Note to users. If you're seeing this message, it means that your browser cannot find this page's style/presentation instructions -- or possibly that you are using a browser that does not support current Web standards. Find out more about why this message is appearing, and what you can do to make your experience of our site the best it can be.

Subscribe

Sci. Signal., 19 October 2010
Vol. 3, Issue 144, p. pe37
[DOI: 10.1126/scisignal.3144pe37]

PERSPECTIVES

Nuclear Emancipation: A Platelet Tour de Force

Sherry L. Spinelli1, Sanjay B. Maggirwar2, Neil Blumberg1, and Richard P. Phipps1,2,3*

1 Department of Pathology and Laboratory Medicine, University of Rochester School of Medicine and Dentistry, Rochester, NY 14642, USA.
2 Department of Microbiology and Immunology, University of Rochester School of Medicine and Dentistry, Rochester, NY 14642, USA.
3 Department of Environmental Medicine, University of Rochester School of Medicine and Dentistry, Rochester, NY 14642, USA.
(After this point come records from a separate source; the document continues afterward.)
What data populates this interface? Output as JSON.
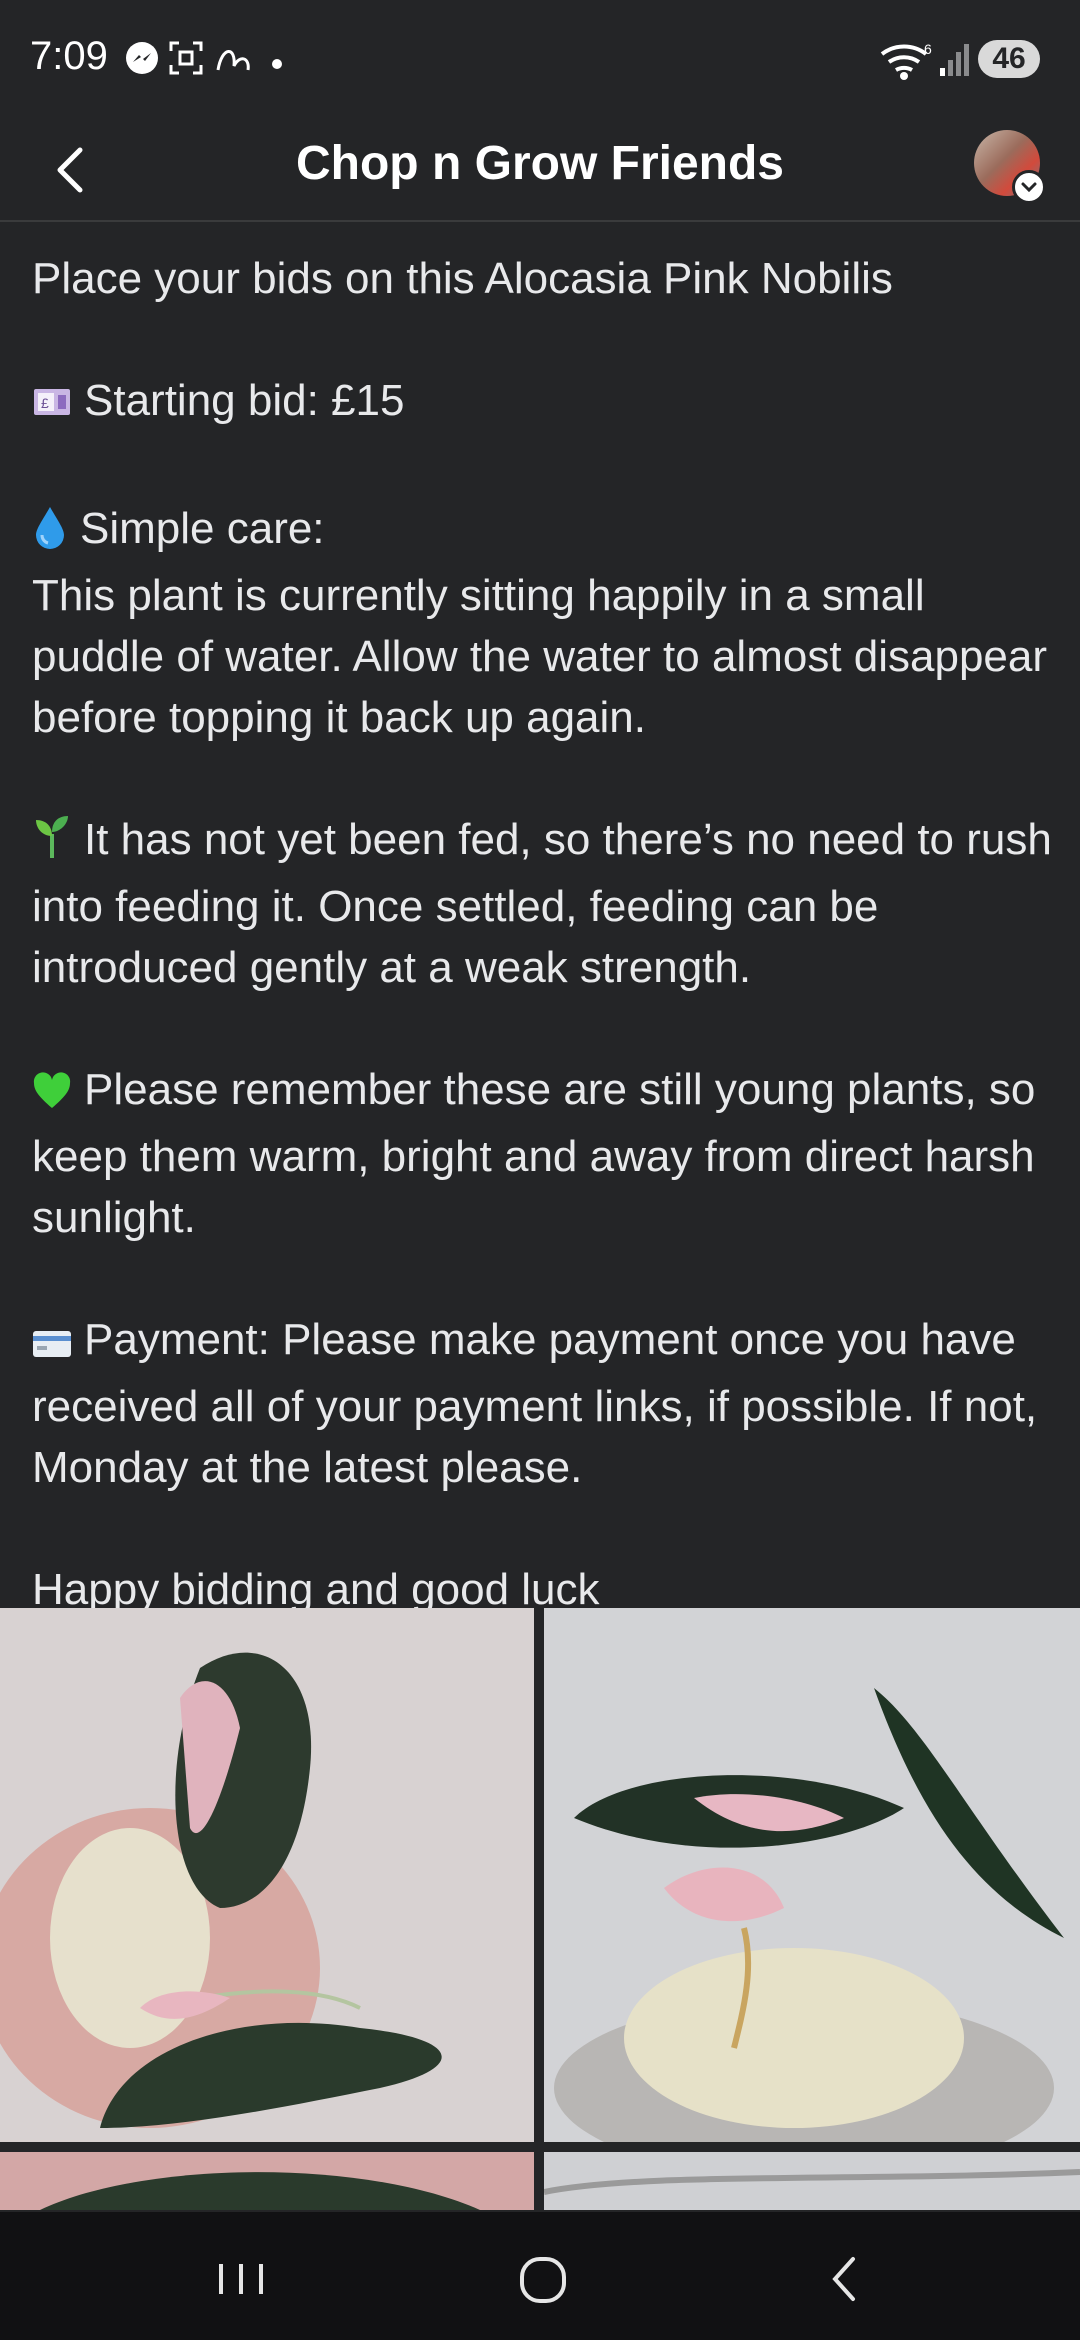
{
  "status_bar": {
    "time": "7:09",
    "battery": "46"
  },
  "header": {
    "title": "Chop n Grow Friends"
  },
  "post": {
    "line1": "Place your bids on this Alocasia Pink Nobilis",
    "bid": "Starting bid: £15",
    "care_heading": "Simple care:",
    "care_text": "This plant is currently sitting happily in a small puddle of water. Allow the water to almost disappear before topping it back up again.",
    "feeding": "It has not yet been fed, so there’s no need to rush into feeding it. Once settled, feeding can be introduced gently at a weak strength.",
    "remember": "Please remember these are still young plants, so keep them warm, bright and away from direct harsh sunlight.",
    "payment": "Payment: Please make payment once you have received all of your payment links, if possible. If not, Monday at the latest please.",
    "closing": "Happy bidding and good luck"
  },
  "icons": {
    "money": "money-icon",
    "droplet": "droplet-icon",
    "seedling": "seedling-icon",
    "heart": "green-heart-icon",
    "card": "credit-card-icon"
  },
  "colors": {
    "background": "#242527",
    "text": "#e4e6eb",
    "navbar": "#111113"
  }
}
Abstract: Mammalian platelets are anucleate cells produced by the polyploid megakaryocyte. Platelets are more than just key players in hemostasis (blood clotting in response to injury); they also have important roles in inflammation, immunity, tumor progression, and thrombosis. Complex systems of homeostasis have been described for platelets, including posttranscriptional and translational mechanisms to regulate platelet function. Platelets contain transcription factors, and these proteins have essential roles in regulating nongenomic processes. A study provides evidence for a previously unknown negative feedback pathway for limiting platelet activation that occurs through the nuclear factor {kappa}B transcription factor family. This pathway is mediated by an adenosine 3',5'-monophosphate–independent protein kinase A activity in response to platelet stimulation. Our appreciation of the role of transcription factors in mammalian platelet biology is nascent but holds great promise for both understanding platelet function and translation into clinical uses.

* Corresponding author: Department of Environmental Medicine, Box 850, University of Rochester School of Medicine and Dentistry, 601 Elmwood Avenue, Rochester, NY 14642, USA. Telephone, 585-275-8326; fax, 585-276-0239; e-mail, richard_phipps{at}urmc.rochester.edu

Citation: S. L. Spinelli, S. B. Maggirwar, N. Blumberg, R. P. Phipps, Nuclear Emancipation: A Platelet Tour de Force. Sci. Signal. 3, pe37 (2010).

Read the Full Text


THIS ARTICLE HAS BEEN CITED BY OTHER ARTICLES:
Role of NF-{kappa}B Pathway on Platelet Activation.
M. Schattner (2013)
Circ. Res. 113, e92
   Full Text »    PDF »
Reply to Schattner.
M. T. Rondina, A. S. Weyrich, and G. A. Zimmerman (2013)
Circ. Res. 113, e93
   Full Text »    PDF »
Platelets as Cellular Effectors of Inflammation in Vascular Diseases.
M. T. Rondina, A. S. Weyrich, and G. A. Zimmerman (2013)
Circ. Res. 112, 1506-1519
   Abstract »    Full Text »    PDF »
A Sticky Story for Signal Transducer and Activator of Transcription 3 in Platelets.
K. Chen, M. T. Rondina, and A. S. Weyrich (2013)
Circulation 127, 421-423
   Full Text »    PDF »

To Advertise     Find Products


Science Signaling. ISSN 1937-9145 (online), 1945-0877 (print). Pre-2008: Science's STKE. ISSN 1525-8882